Puzzles are amazing and always please, impressive art style
Some gimmicks get recycled quick
Companies have realized something with the DS: Brain Training and Adventure games sell. Whether it's brushing up on division with Brain Age or hunting down clues with the stylus in games like Hotel Dusk: Room 215 and Phoenix Wright, the DS proves to be a great home for these types of games.
Luckily, Level-5 had the idea to mix the genres together, creating an unforgettable experience and, quite possibly, one of the best games for your DS.
Professor Layton stars professor Layton, a genius with a knack for puzzles, and his apprentice Luke. The pair of puzzle solvers are asked to investigate an ancient mystery at the town of St. Mystere. The mystery revolves around a hidden "Golden Apple" left by the late Baron Reinhold that is said to lead to hidden treasure. Naturally, the Reinhold family is interested in finding the "golden Apple" and requests that Layton and Luke find it.
Now, take what I've told you, and just tuck it away in the back of your mind. Because you won't care about the storyline at all. Really, the plot is just a way to help transition between the game's main points: Riddles.
Professor Layton and the Curious Village is all about riddles. You see, the townspeople of St. Mystere are addicted to riddles. They just can't get enough of them. And the only way to progress through Professor Layton is to solve as many riddles as possible. In fact, it's the only way anyone will ever talk to you in Layton.
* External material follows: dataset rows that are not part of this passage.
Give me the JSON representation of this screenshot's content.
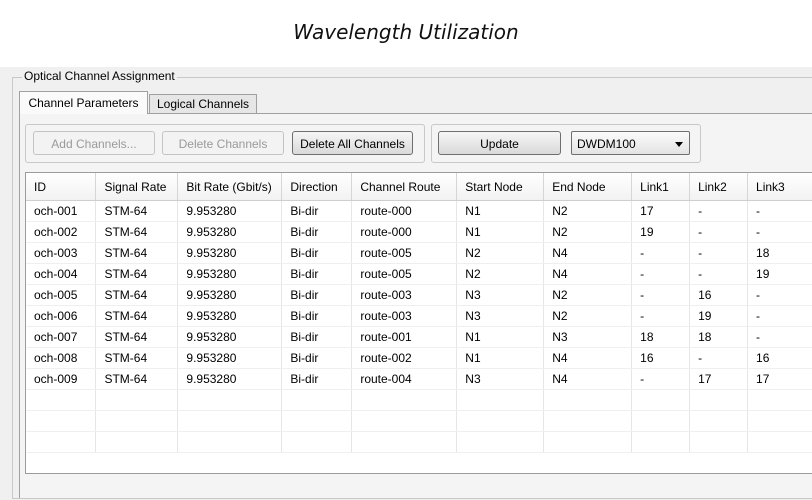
{
  "heading": "Wavelength Utilization",
  "group_title": "Optical Channel Assignment",
  "tabs": [
    {
      "label": "Channel Parameters",
      "active": true
    },
    {
      "label": "Logical Channels",
      "active": false
    }
  ],
  "toolbar": {
    "add_label": "Add Channels...",
    "delete_label": "Delete Channels",
    "delete_all_label": "Delete All Channels",
    "update_label": "Update",
    "grid_select": "DWDM100"
  },
  "table": {
    "columns": [
      "ID",
      "Signal Rate",
      "Bit Rate (Gbit/s)",
      "Direction",
      "Channel Route",
      "Start Node",
      "End Node",
      "Link1",
      "Link2",
      "Link3"
    ],
    "rows": [
      [
        "och-001",
        "STM-64",
        "9.953280",
        "Bi-dir",
        "route-000",
        "N1",
        "N2",
        "17",
        "-",
        "-"
      ],
      [
        "och-002",
        "STM-64",
        "9.953280",
        "Bi-dir",
        "route-000",
        "N1",
        "N2",
        "19",
        "-",
        "-"
      ],
      [
        "och-003",
        "STM-64",
        "9.953280",
        "Bi-dir",
        "route-005",
        "N2",
        "N4",
        "-",
        "-",
        "18"
      ],
      [
        "och-004",
        "STM-64",
        "9.953280",
        "Bi-dir",
        "route-005",
        "N2",
        "N4",
        "-",
        "-",
        "19"
      ],
      [
        "och-005",
        "STM-64",
        "9.953280",
        "Bi-dir",
        "route-003",
        "N3",
        "N2",
        "-",
        "16",
        "-"
      ],
      [
        "och-006",
        "STM-64",
        "9.953280",
        "Bi-dir",
        "route-003",
        "N3",
        "N2",
        "-",
        "19",
        "-"
      ],
      [
        "och-007",
        "STM-64",
        "9.953280",
        "Bi-dir",
        "route-001",
        "N1",
        "N3",
        "18",
        "18",
        "-"
      ],
      [
        "och-008",
        "STM-64",
        "9.953280",
        "Bi-dir",
        "route-002",
        "N1",
        "N4",
        "16",
        "-",
        "16"
      ],
      [
        "och-009",
        "STM-64",
        "9.953280",
        "Bi-dir",
        "route-004",
        "N3",
        "N4",
        "-",
        "17",
        "17"
      ]
    ]
  }
}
"Do you know anything about the murder?"
"Murder? Say, that reminds me of a riddle!"
"Have you seen a black dog run by?"
"No, but while you're here, help me solve this riddle."
"Do you have any..."
"ZOMG help me solve this riddle that's been keeping me up all night"
Yes, it's silly but it works. It doesn't really matter how you find the riddles, so long as you can easily get them in a way that isn't completely random.
I'm happy to say that no matter which one you're solving, all 120+ riddles in Professor Layton are enjoyable and satisfying. While some might make you think they're impossible, others won't require too much effort to solve. And don't worry about difficulty. The order in which the puzzles are set up is perfect, with easier puzzles in between the harder ones. Of course, if you find a riddle is just too difficult for now, you can choose to solve it later, with no real penalties.
Before I end my review, I need to mention the overall presentation. The game's amazing hand-drawn backgrounds make you feel like you're really in St. Mystere, and while the music may grow repetitive, it helps add to the town's mystery and somewhat dark tone.
Overall, Professor Layton is a gem. Its puzzles always entertain, and you'll grow to love the small little town of St. Mystere. Once it's over, you'll be sad to see it go, though new puzzles are released every week via Nintendo Wifi Connection. Here's hoping the next Layton is just as amazing.